Super Bowl 2013: What the Ravens Must Do to Stop 49ers QB Colin Kaepernick

Rob Goldberg@TheRobGoldbergFeatured ColumnistJanuary 31, 2013

ATLANTA, GA - JANUARY 20:  Quarterback Colin Kaepernick #7 of the San Francisco 49ers warms up before taking on the Atlanta Falcons in the NFC Championship game at the Georgia Dome on January 20, 2013 in Atlanta, Georgia.  (Photo by Streeter Lecka/Getty Images)
Streeter Lecka/Getty Images

If the Baltimore Ravens have any chance of winning Super Bowl XLVII, they must find a way to stop Colin Kaepernick.

The quarterback of the San Francisco 49ers took over for Alex Smith in the middle of the season and has been simply spectacular. He can win games with his legs (181 rushing yards against the Green Bay Packers) or his arm (16-for-21 for 233 yards against the Atlanta Falcons).

Preventing the young, dynamic signal-caller from having a big game should be priority No. 1 for Baltimore on Sunday.

Fortunately, he can be slowed down if the Ravens follow these keys.


Pre-Snap Movement

For as well as Kaepernick has played, it is important to remember that he has only made nine starts in his entire career. He is still extremely inexperienced, especially for a big game like this.

With youth comes mistakes, and the second-year player has made a few of them this year. This has especially been a problem when it comes to pre-snap adjustments.

Kaepernick likes to make Peyton Manning-type audibles as the play clock runs out, and that has gotten him into trouble away from home. He was responsible for two delay-of-game penalties in the loss to the Seattle Seahawks and two more in the NFC Championship Game. 

The Ravens have a lot of experience on the defensive side of the football. They need to keep communication but disguise coverages and blitzes before the ball is snapped.

This will keep the passer unprepared for the upcoming play.


Do Not Be Over-Aggressive
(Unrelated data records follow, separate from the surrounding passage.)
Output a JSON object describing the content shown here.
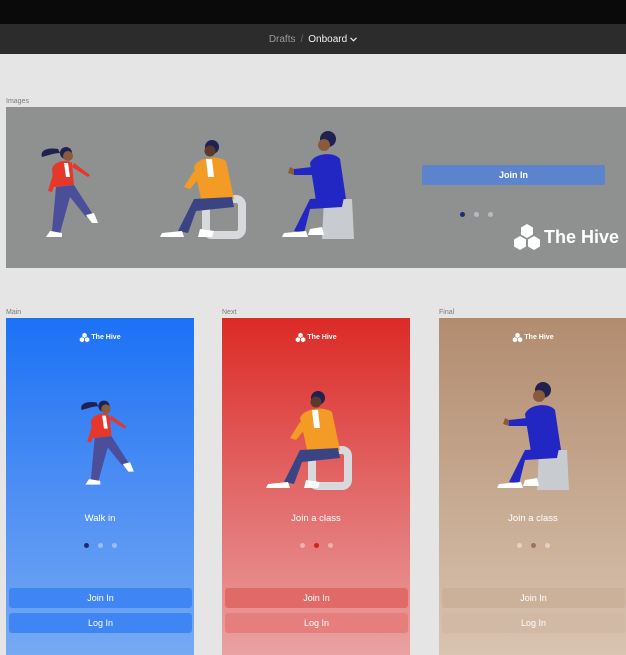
{
  "breadcrumb": {
    "parent": "Drafts",
    "separator": "/",
    "current": "Onboard"
  },
  "frames": {
    "images": {
      "label": "Images",
      "join_label": "Join In",
      "logo_text": "The Hive"
    },
    "main": {
      "label": "Main",
      "logo_text": "The Hive",
      "caption": "Walk in",
      "join_label": "Join In",
      "login_label": "Log In"
    },
    "next": {
      "label": "Next",
      "logo_text": "The Hive",
      "caption": "Join a class",
      "join_label": "Join In",
      "login_label": "Log In"
    },
    "final": {
      "label": "Final",
      "logo_text": "The Hive",
      "caption": "Join a class",
      "join_label": "Join In",
      "login_label": "Log In"
    }
  },
  "colors": {
    "main_gradient_top": "#1c71f5",
    "main_gradient_bottom": "#76aaf3",
    "next_gradient_top": "#dc2a26",
    "next_gradient_bottom": "#eaa2a2",
    "final_gradient_top": "#b28c6f",
    "final_gradient_bottom": "#d9c4b1",
    "images_bg": "#8e9190",
    "wide_button": "#5c84cd"
  },
  "icons": {
    "hive_logo": "hexagon-cluster-icon",
    "dropdown": "chevron-down-icon"
  }
}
Although the Ravens were unable to get a sack on Tom Brady, they got seven quarterback hits. This caused the New England Patriots quarterback to struggle as he was under constant pressure.

Unfortunately, Kaepernick is a very different quarterback compared to Brady. The strategy of blitzing that worked in the last game and even the previous two against Peyton Manning and Andrew Luck will not work here.

Despite Kaepernick's speed, the 49ers do not run many designed runs. They utilize a zone-read option, but the running back gets the ball more often than not.

Instead, the young player gets his yards from scrambling. When teams blitz too aggressively, he has the agility to get out of the pocket and get first downs by himself.

The Ravens can send players on blitzes from different areas, but in general they do not want to send more than four guys at a time. They need players ready in the defensive backfield to prevent any big runs from the athletic quarterback.


Take Away His Weapons

Ideally, Baltimore will have the ability to stop every player on the 49ers. However, keying on two primary stars would go a long way toward stopping this offense.

The best way to slow down Kaepernick as a passer is to double-team Michael Crabtree. The receiver has been by far his favorite target for the past couple of months.

In the last seven games Crabtree has 714 receiving yards and six touchdowns. The rest of the team only totaled 916 yards with four touchdowns. While there are other talented players like Vernon Davis and Randy Moss, taking away his No. 1 target will certainly affect his performance.

Additionally, the success of San Francisco's offense this year has been largely tied to running back Frank Gore. The team has not won a game where the veteran fails to top 65 yards, something he did 11 times this season.

If the Ravens can find a way to slow down Gore and stop Crabtree, it will put too much pressure on Kaepernick for him to succeed.